"Sir, you see that I am signed with the cross and am on my journey with the King of France to fight in this pilgrimage. My name is great and of note, viz., William Longespée, but my estate is slender, for the King of England, my kinsman and liege lord, hath bereft me of the title of earl and of that estate, but this he did judiciously, and not in displeasure, and by the impulse of his will; therefore I do not blame him for it. Howbeit, I am necessitated to have recourse to your holiness for favour, desiring your assistance in this distress. We see here (quoth he) that Earl Richard (of Cornwall) who, though he is not signed with the cross, yet, through the especial grace of your holiness, he hath got very much money from those who are signed, and therefore, I, who am signed and in want, do intreat the like favour."
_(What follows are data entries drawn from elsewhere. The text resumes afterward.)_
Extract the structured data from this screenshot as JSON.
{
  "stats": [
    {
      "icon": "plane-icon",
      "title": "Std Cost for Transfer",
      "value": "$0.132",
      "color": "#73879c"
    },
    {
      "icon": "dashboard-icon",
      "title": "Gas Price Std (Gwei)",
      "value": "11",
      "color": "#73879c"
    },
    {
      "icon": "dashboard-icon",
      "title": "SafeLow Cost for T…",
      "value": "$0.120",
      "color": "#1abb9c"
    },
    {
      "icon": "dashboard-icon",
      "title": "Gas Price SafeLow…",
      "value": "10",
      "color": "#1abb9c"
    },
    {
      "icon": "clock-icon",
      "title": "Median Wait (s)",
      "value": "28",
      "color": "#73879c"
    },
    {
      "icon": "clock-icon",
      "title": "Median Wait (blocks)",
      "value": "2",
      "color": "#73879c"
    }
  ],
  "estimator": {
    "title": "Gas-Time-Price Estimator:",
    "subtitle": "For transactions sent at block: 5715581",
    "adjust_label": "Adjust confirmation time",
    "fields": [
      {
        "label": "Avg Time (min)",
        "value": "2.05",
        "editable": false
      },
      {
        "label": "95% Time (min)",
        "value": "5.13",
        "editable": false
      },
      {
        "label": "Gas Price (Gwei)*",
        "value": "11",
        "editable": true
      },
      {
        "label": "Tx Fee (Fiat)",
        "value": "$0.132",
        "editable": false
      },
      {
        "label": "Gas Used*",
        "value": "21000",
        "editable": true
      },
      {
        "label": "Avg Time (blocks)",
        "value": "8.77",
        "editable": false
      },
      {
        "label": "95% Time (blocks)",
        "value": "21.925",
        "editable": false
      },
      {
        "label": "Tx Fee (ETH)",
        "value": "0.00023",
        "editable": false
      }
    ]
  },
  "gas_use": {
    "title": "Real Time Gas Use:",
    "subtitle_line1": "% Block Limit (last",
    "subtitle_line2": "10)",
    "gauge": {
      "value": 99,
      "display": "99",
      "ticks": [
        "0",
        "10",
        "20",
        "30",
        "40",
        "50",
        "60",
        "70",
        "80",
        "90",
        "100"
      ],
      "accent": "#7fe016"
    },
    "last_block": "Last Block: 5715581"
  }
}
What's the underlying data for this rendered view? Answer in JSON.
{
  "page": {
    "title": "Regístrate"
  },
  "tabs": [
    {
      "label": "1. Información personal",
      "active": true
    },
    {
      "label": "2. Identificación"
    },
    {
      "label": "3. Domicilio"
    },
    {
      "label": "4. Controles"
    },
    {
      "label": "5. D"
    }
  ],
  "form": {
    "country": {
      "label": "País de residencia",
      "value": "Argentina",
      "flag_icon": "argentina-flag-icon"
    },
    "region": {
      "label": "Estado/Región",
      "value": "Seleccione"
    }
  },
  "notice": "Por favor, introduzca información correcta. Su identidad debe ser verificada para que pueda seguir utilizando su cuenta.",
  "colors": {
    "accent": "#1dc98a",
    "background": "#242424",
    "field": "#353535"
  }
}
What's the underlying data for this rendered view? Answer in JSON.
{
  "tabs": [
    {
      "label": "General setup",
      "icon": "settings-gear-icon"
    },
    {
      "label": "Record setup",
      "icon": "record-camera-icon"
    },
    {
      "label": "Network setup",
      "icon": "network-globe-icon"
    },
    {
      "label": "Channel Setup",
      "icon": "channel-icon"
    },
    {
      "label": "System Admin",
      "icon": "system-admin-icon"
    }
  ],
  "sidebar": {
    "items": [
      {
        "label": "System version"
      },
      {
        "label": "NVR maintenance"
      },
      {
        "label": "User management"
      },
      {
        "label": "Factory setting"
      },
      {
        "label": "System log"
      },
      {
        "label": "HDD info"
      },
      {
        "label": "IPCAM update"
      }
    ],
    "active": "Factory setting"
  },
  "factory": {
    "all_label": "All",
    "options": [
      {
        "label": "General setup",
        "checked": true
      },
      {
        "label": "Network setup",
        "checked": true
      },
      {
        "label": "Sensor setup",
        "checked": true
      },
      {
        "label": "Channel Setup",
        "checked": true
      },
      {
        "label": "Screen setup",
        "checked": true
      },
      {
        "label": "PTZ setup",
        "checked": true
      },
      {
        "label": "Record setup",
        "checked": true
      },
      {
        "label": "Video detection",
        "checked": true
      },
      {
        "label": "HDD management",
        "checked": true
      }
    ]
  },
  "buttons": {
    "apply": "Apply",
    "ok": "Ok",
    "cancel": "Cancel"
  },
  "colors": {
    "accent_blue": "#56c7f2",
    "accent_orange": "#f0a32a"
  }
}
Having succeeded in gaining the favour of the Pope, Longespée raised a company of 200 English horse to join with Louis IX on his crusade. To raise funds for his expedition, he sold a charter of liberties to the burgesses of the town of Poole in 1248 for 70 marks. During the Seventh Crusade, Longespée commanded the English forces. He became widely known for his feats of chivalry and his subsequent martyrdom. The circumstances of his death served to fuel growing English animosity toward the French ; it is reported that the French Count d'Artois lured Longespée into attacking the Mameluks before the forces of King Louis IX arrived in support. Robert d'Artois, William II Longespée and his men, along with 280 Knights Templar, were killed at this time.
It is said that his mother, Abbess Ela Longespée, had a vision of the martyr being received into heaven by angels just one day prior to his death. In 1252, the Sultan delivered Longespée's remains to a messenger who conveyed them to Acre (Akko) for burial at the church of St. Cross. However, his effigy is found amongst family members at Salisbury Cathedral, in England.